Gray’s director of project management, Jonathan Hollinger, put it this way: “We see this as 21st-century infrastructure. What we’ve done over the last 50 years is built infrastructure for cars.” No matter how technology changes the city’s future needs, he argues, “I can say with great certainty that we’ll always be able to walk.”

Vine Street now and after the redesign

What Losing TIGER Would Mean
The revitalization of American cities that has occurred over the past decade can be attributed, in part, to the way the federal government has rewarded urban centers that took the needs of their walkers, bicyclists, and transit riders seriously. This hasn’t prevented the Trump administration from targeting TIGER grants in its budget. In theory, the Town Branch project should appeal to politicians on both sides of the aisle. In fact, Lexington officials rallied support for the TIGER grant from Sen. Mitch McConnell (R). When I recently spoke to Shaun Donovan, the former secretary of the U.S. Department of Housing and Urban Development, he emphasized that encouraging and funding innovation at a local level should be a bipartisan effort: “In some ways, it’s very consistent with the federalist view of the Republicans that the federal government ought to be a supporter of local communities rather than dictating to local communities.”

Although light on specifics, the Trump administration’s approach to infrastructure appears mainly to be about injecting money into big-ticket projects like highways and airports by privatizing them. There doesn’t seem to be a lot of interest in mass transit and other less carbon-intensive forms of transportation. As Poticha told me: “The message I’m getting from the Trump administration is that they’re only really interested in these big projects that private equity investors can see a return of investment on.”

In other words, this is not an administration that appears intent on embracing the kind of progressive urban thinking that is one of Orff’s strong suits. She describes her approach to incorporating the local ecology into built works as a “revival,” which she defines as “a creative, forward-looking act, not driven by nostalgia for the past.”

Indeed, much of our 21st-century infrastructure has been aimed at repairing the damage done by monumental 20th-century infrastructure. TIGER supports projects that accomplish these aims in a way that isn’t always photogenic or sexy, that may not have the appeal of a cathedral-like airport terminal or a soaring bridge.
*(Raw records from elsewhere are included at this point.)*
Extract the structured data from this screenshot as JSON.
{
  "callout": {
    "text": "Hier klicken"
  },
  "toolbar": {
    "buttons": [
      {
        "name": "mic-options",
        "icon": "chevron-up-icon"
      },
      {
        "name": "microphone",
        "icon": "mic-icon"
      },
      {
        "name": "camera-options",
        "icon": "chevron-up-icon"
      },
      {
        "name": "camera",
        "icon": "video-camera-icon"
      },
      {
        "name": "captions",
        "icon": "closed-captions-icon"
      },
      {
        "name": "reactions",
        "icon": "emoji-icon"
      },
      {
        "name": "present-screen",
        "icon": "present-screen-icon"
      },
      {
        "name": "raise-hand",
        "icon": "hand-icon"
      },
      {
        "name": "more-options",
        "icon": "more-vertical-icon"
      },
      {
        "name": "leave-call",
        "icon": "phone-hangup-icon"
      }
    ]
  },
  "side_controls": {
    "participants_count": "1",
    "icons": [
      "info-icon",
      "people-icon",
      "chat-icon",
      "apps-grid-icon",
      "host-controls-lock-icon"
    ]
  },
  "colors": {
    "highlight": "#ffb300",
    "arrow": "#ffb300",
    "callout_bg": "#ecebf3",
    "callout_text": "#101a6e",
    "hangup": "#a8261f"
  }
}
If Trump’s cuts to TIGER are included in the budget that Congress is slated to pass this fall, what will be lost is a program that prioritizes the layer upon layer of interlocking systems that are frequently unglamorous and boring, and sometimes, like that lost creek in Kentucky, entirely hidden from view.